If you continue up the Piedra Road several miles, past the turnoff to Williams Creek Reservoir and across Weminuche Creek, you'll enter a little-traveled area of mixed-conifer forest that transitions into spruce-fir. This is another great area to get high-elevation birds including Gray Jay, Olive-sided Flycatcher, Golden-crowned Kinglet, Evening Grosbeak, Red Crossbill and Three-toed Woodpecker. Odds are this is the best road for Dusky Grouse in the county. If you like your woods deep and your roads remote, this is the line for you.

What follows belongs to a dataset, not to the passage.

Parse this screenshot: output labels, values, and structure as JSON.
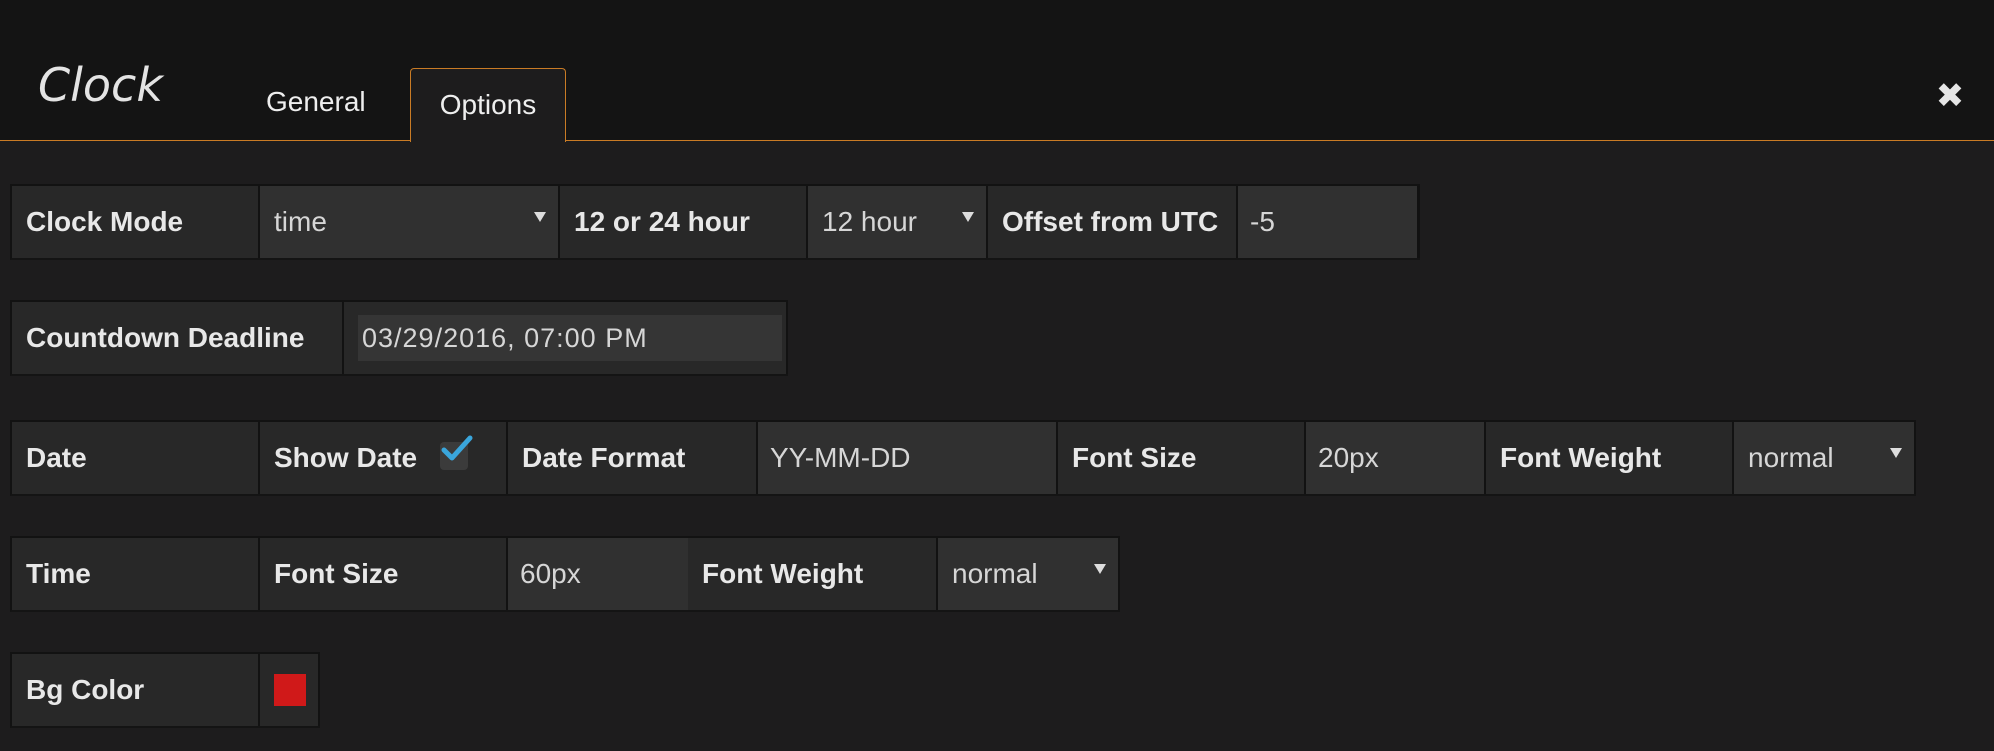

Habitat - Ponderosa Forest, Mixed-Conifer Forest, Streamside Willow, Aspen Grove, Spruce-Fir Forest
Directions - Two miles west of Pagosa Springs on US 160, head north on Archuleta CR 600 (Piedra Road), and stay on this road for 15.5 miles to the Hinsdale County line. This road then becomes Hinsdale CR 631.
Delorme - 77 D7, 78 D1, 87 A7, 88 A1
Roads of Colorado - 132 A3-B4
Williams Creek Reservoir
Description - This is the largest reservoir in the southern part of the county, and it can occasionally have a Western Grebe or an interesting duck when it is not overrun by boaters and fishermen. Osprey has bred here in the past, but has not been seen recently. The waterbirds tend to congregate at the northern end of the lake, but don't neglect the small axillary pond just off the road in the SW corner.
Continuing north past the reservoir, you will go through some mid-elevation riparian areas where you might find the likes of Red-naped Sapsucker. Thick willows along the stream in the valley floor harbor Fox Sparrows among other expected species, and Wilson's Snipe winnow overhead on summer evenings. At the end of the road you can pick up the Williams Creek Trail, a beautiful path through mixed-conifer and spruce-fir forests where you could find birds like Cassin's Finch, Hammond's Flycatcher and Three-toed Woodpecker among others.
Habitat - Lake, Ponderosa Forest, Streamside Willow, Mixed-Conifer Forest, Spruce-Fir Forest
Directions - Two miles west of Pagosa Springs on US 160, head north on Archuleta CR 600 (Piedra Road), and stay on this road for 15.5 miles to the Hinsdale County line. This road then becomes Hinsdale CR 631. To get to Williams Creek Reservoir, continue north for 6.2 miles to CR 640. Go north on CR 640 for 1.5 miles to the reservoir. Continue past it to the end of the road if you want to reach the Williams Creek Trailhead.
Delorme - 77 D7
Roads of Colorado - 132 A3